• Future details of how the Masterplan will be rolled out and funded are NOT known.
• The effects on St. Helier are unknown.
• The timescale appears to have been moved from a maximum of 10 years to maybe 20 years.
• Will the sinking of the road still happen: if yes, how and by whom will it be funded?
• What is the demand for office space, retail, restaurants, etc. in the next 10/20 years?
• Will the States be relocating its central office-based functions to the site, e.g. Planning and Cyril Le Marquand House, as this is estimated to take up 25% of the space?
Page - 6
I know the answers to some of the above, but not all; and I do not want what may be considered sensitive commercial information, like how much a potential tenant may be per square foot. However, I would like, and I think the States and the general public deserve, more information.
There are significant knock-on effects of this development that are of significant public interest that should be both revealed and debated by the States. It is not good enough to be shrouded in secrecy. Or to have a presentation with sausage rolls and cheese sandwiches and be told how wonderful it’s going to be – I believe we need to be told the whole truth.
The Minister for Treasury and Resources may contend that all the details have already been made available to the public by way of the standard Planning application procedure and all the objections have been taken account of.
This may sound reasonable to States Members, but critical to this is what is meant by ‘details’ and ‘the public’.
Most importantly, ‘details’ have indeed been submitted in the 2 individual Planning Applications, but on a piecemeal basis and not linked to the Esplanade Quarter development as a whole. They cover only a small part of the whole development area, and differ in terms of both fundamental layout and phasing to the architects’ plans originally shown to and agreed by the States.

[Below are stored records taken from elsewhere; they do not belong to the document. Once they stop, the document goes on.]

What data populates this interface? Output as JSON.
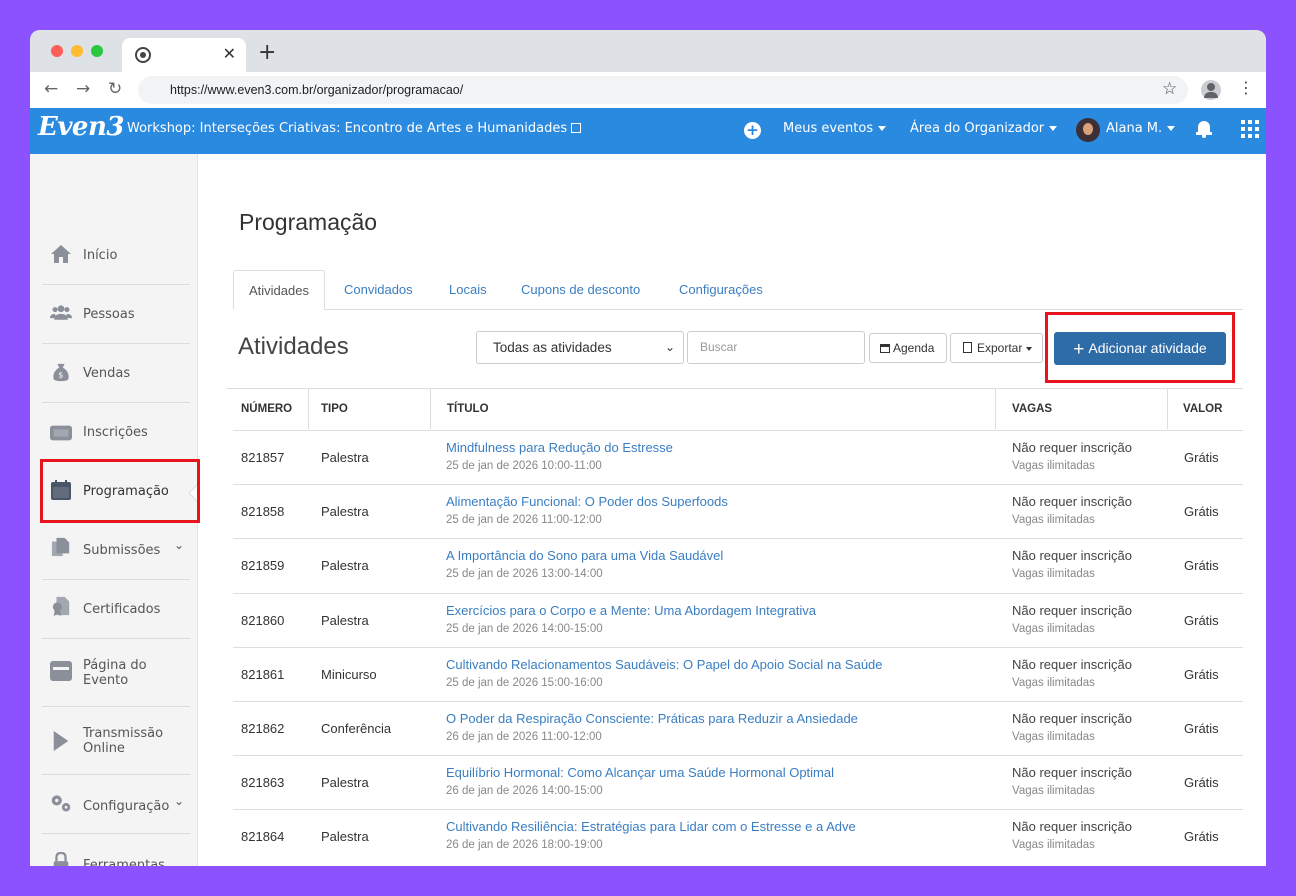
{
  "browser": {
    "url": "https://www.even3.com.br/organizador/programacao/",
    "close_glyph": "✕",
    "newtab_glyph": "+",
    "back_glyph": "←",
    "forward_glyph": "→",
    "reload_glyph": "↻",
    "star_glyph": "☆",
    "kebab_glyph": "⋮"
  },
  "header": {
    "logo": "Even3",
    "event_title": "Workshop: Interseções Criativas: Encontro de Artes e Humanidades",
    "plus_glyph": "+",
    "meus_eventos": "Meus eventos",
    "area_organizador": "Área do Organizador",
    "user_name": "Alana M.",
    "brand_color": "#2a8ae0"
  },
  "sidebar": {
    "items": [
      {
        "label": "Início",
        "icon": "home-icon"
      },
      {
        "label": "Pessoas",
        "icon": "people-icon"
      },
      {
        "label": "Vendas",
        "icon": "money-bag-icon"
      },
      {
        "label": "Inscrições",
        "icon": "ticket-icon"
      },
      {
        "label": "Programação",
        "icon": "calendar-icon"
      },
      {
        "label": "Submissões",
        "icon": "documents-icon"
      },
      {
        "label": "Certificados",
        "icon": "certificate-icon"
      },
      {
        "label": "Página do",
        "label2": "Evento",
        "icon": "browser-icon"
      },
      {
        "label": "Transmissão",
        "label2": "Online",
        "icon": "play-icon"
      },
      {
        "label": "Configuração",
        "icon": "gears-icon"
      },
      {
        "label": "Ferramentas",
        "icon": "lock-icon"
      }
    ],
    "chevron": "⌄"
  },
  "main": {
    "page_title": "Programação",
    "tabs": [
      "Atividades",
      "Convidados",
      "Locais",
      "Cupons de desconto",
      "Configurações"
    ],
    "section_title": "Atividades",
    "filter_selected": "Todas as atividades",
    "search_placeholder": "Buscar",
    "agenda_label": "Agenda",
    "exportar_label": "Exportar",
    "add_label": "Adicionar atividade",
    "add_plus": "+",
    "select_chevron": "⌄",
    "primary_color": "#2e6ca8",
    "link_color": "#3a7ec2",
    "highlight_color": "#e8141d"
  },
  "table": {
    "headers": [
      "NÚMERO",
      "TIPO",
      "TÍTULO",
      "VAGAS",
      "VALOR"
    ],
    "rows": [
      {
        "numero": "821857",
        "tipo": "Palestra",
        "titulo": "Mindfulness para Redução do Estresse",
        "data": "25 de jan de 2026 10:00-11:00",
        "vagas": "Não requer inscrição",
        "vagas_sub": "Vagas ilimitadas",
        "valor": "Grátis"
      },
      {
        "numero": "821858",
        "tipo": "Palestra",
        "titulo": "Alimentação Funcional: O Poder dos Superfoods",
        "data": "25 de jan de 2026 11:00-12:00",
        "vagas": "Não requer inscrição",
        "vagas_sub": "Vagas ilimitadas",
        "valor": "Grátis"
      },
      {
        "numero": "821859",
        "tipo": "Palestra",
        "titulo": "A Importância do Sono para uma Vida Saudável",
        "data": "25 de jan de 2026 13:00-14:00",
        "vagas": "Não requer inscrição",
        "vagas_sub": "Vagas ilimitadas",
        "valor": "Grátis"
      },
      {
        "numero": "821860",
        "tipo": "Palestra",
        "titulo": "Exercícios para o Corpo e a Mente: Uma Abordagem Integrativa",
        "data": "25 de jan de 2026 14:00-15:00",
        "vagas": "Não requer inscrição",
        "vagas_sub": "Vagas ilimitadas",
        "valor": "Grátis"
      },
      {
        "numero": "821861",
        "tipo": "Minicurso",
        "titulo": "Cultivando Relacionamentos Saudáveis: O Papel do Apoio Social na Saúde",
        "data": "25 de jan de 2026 15:00-16:00",
        "vagas": "Não requer inscrição",
        "vagas_sub": "Vagas ilimitadas",
        "valor": "Grátis"
      },
      {
        "numero": "821862",
        "tipo": "Conferência",
        "titulo": "O Poder da Respiração Consciente: Práticas para Reduzir a Ansiedade",
        "data": "26 de jan de 2026 11:00-12:00",
        "vagas": "Não requer inscrição",
        "vagas_sub": "Vagas ilimitadas",
        "valor": "Grátis"
      },
      {
        "numero": "821863",
        "tipo": "Palestra",
        "titulo": "Equilíbrio Hormonal: Como Alcançar uma Saúde Hormonal Optimal",
        "data": "26 de jan de 2026 14:00-15:00",
        "vagas": "Não requer inscrição",
        "vagas_sub": "Vagas ilimitadas",
        "valor": "Grátis"
      },
      {
        "numero": "821864",
        "tipo": "Palestra",
        "titulo": "Cultivando Resiliência: Estratégias para Lidar com o Estresse e a Adve",
        "data": "26 de jan de 2026 18:00-19:00",
        "vagas": "Não requer inscrição",
        "vagas_sub": "Vagas ilimitadas",
        "valor": "Grátis"
      }
    ]
  }
}
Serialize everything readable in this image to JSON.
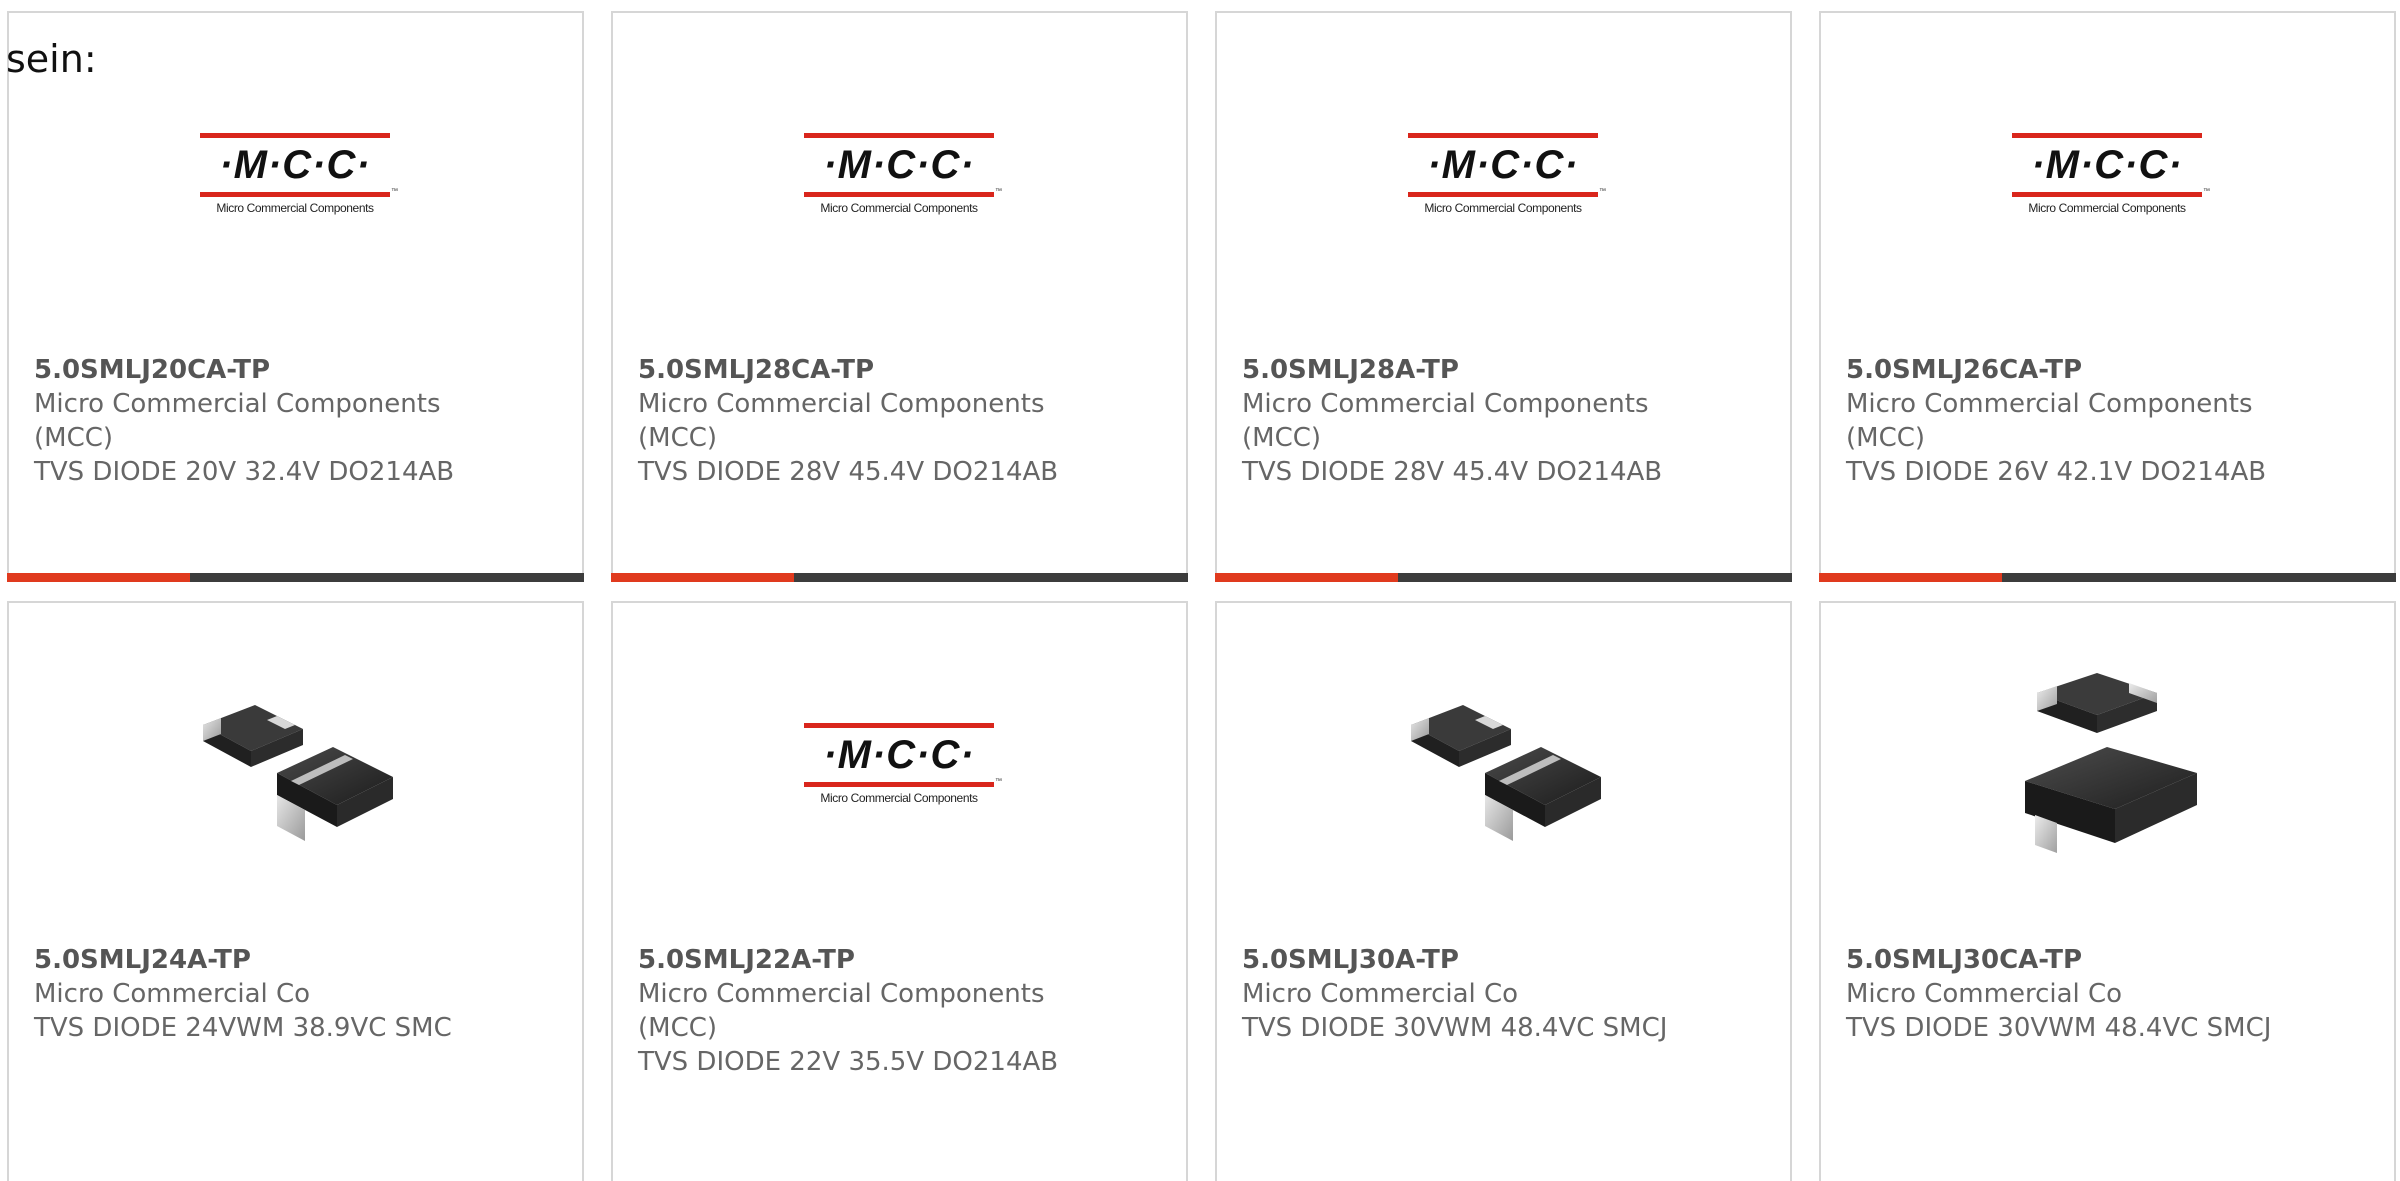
{
  "intro_text": "sein:",
  "colors": {
    "accent": "#e03a1e",
    "bar": "#3c3c3c",
    "logo_red": "#d9261c"
  },
  "logo": {
    "letters": "·M·C·C·",
    "tm": "™",
    "subtitle": "Micro Commercial Components"
  },
  "products": [
    {
      "part_number": "5.0SMLJ20CA-TP",
      "manufacturer": [
        "Micro Commercial Components",
        "(MCC)"
      ],
      "description": "TVS DIODE 20V 32.4V DO214AB",
      "image": "mcc-logo"
    },
    {
      "part_number": "5.0SMLJ28CA-TP",
      "manufacturer": [
        "Micro Commercial Components",
        "(MCC)"
      ],
      "description": "TVS DIODE 28V 45.4V DO214AB",
      "image": "mcc-logo"
    },
    {
      "part_number": "5.0SMLJ28A-TP",
      "manufacturer": [
        "Micro Commercial Components",
        "(MCC)"
      ],
      "description": "TVS DIODE 28V 45.4V DO214AB",
      "image": "mcc-logo"
    },
    {
      "part_number": "5.0SMLJ26CA-TP",
      "manufacturer": [
        "Micro Commercial Components",
        "(MCC)"
      ],
      "description": "TVS DIODE 26V 42.1V DO214AB",
      "image": "mcc-logo"
    },
    {
      "part_number": "5.0SMLJ24A-TP",
      "manufacturer": [
        "Micro Commercial Co"
      ],
      "description": "TVS DIODE 24VWM 38.9VC SMC",
      "image": "smc-package-pair-icon"
    },
    {
      "part_number": "5.0SMLJ22A-TP",
      "manufacturer": [
        "Micro Commercial Components",
        "(MCC)"
      ],
      "description": "TVS DIODE 22V 35.5V DO214AB",
      "image": "mcc-logo"
    },
    {
      "part_number": "5.0SMLJ30A-TP",
      "manufacturer": [
        "Micro Commercial Co"
      ],
      "description": "TVS DIODE 30VWM 48.4VC SMCJ",
      "image": "smc-package-pair-icon"
    },
    {
      "part_number": "5.0SMLJ30CA-TP",
      "manufacturer": [
        "Micro Commercial Co"
      ],
      "description": "TVS DIODE 30VWM 48.4VC SMCJ",
      "image": "smc-package-stack-icon"
    }
  ]
}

Furthermore, individual Planning Applications in the context of the overall development of the site constitute only part of the ‘details’. No financial or other relevant ancillary details have been provided to Members to support the development. This is not a private development project for which the individual or company concerned needs to obtain the funding, etc. about which the public at large will need to have no concerns. The concerns here are of a public nature and need to be presented accordingly as part of the whole package for development.At this point, although the Minister for Treasury and Resources may claim that to provide such details would disclose ‘commercially sensitive information’, I don’t believe that is the case here. Indeed, SoJDC has been set up separately as a limited company just so that it wouldn't need to involve the States in its day-to-day operations. This to a lay-person and States Member might sound very plausible, but it is in fact nonsense.
Of course when one is negotiating rental agreements with third parties (e.g.rental rates per square foot, special deals, etc.) such matters need to be confidential. The States has no need to go into or the time to be party to such details. However, it should know what the overall budgets are and, more importantly in this case, what long-term annual financial plans are in terms of overall capital to be employed (States loans, third party loans and overdrafts), net operating income and expenditure, profits generated, dividends paid to the Treasury, net profits and/or losses and planned cash-flows. None of the above need contain ‘commercially sensitive information’. We should also be fully aware of the risks, in this case the ‘what if’ alternatives (e.g. cost of delays in phasing due to non-occupancy, etc.), since the whole project could be riddled with these (e.g. finding tenants for rentable space).
The “public interest” in this affair, in my opinion, is much more than a couple of Planning Applications. The very material sums that will have to be laid out in order to bring in potential future returns and the financial risks attached to this are equally of public interest. Also, there appears to be a need to produce an Economic Development
Page – 7 continued as a history but can be found here.http://www.statesassembly.gov.je/pages/search.aspx?query=P.15%2f2014Boatyboy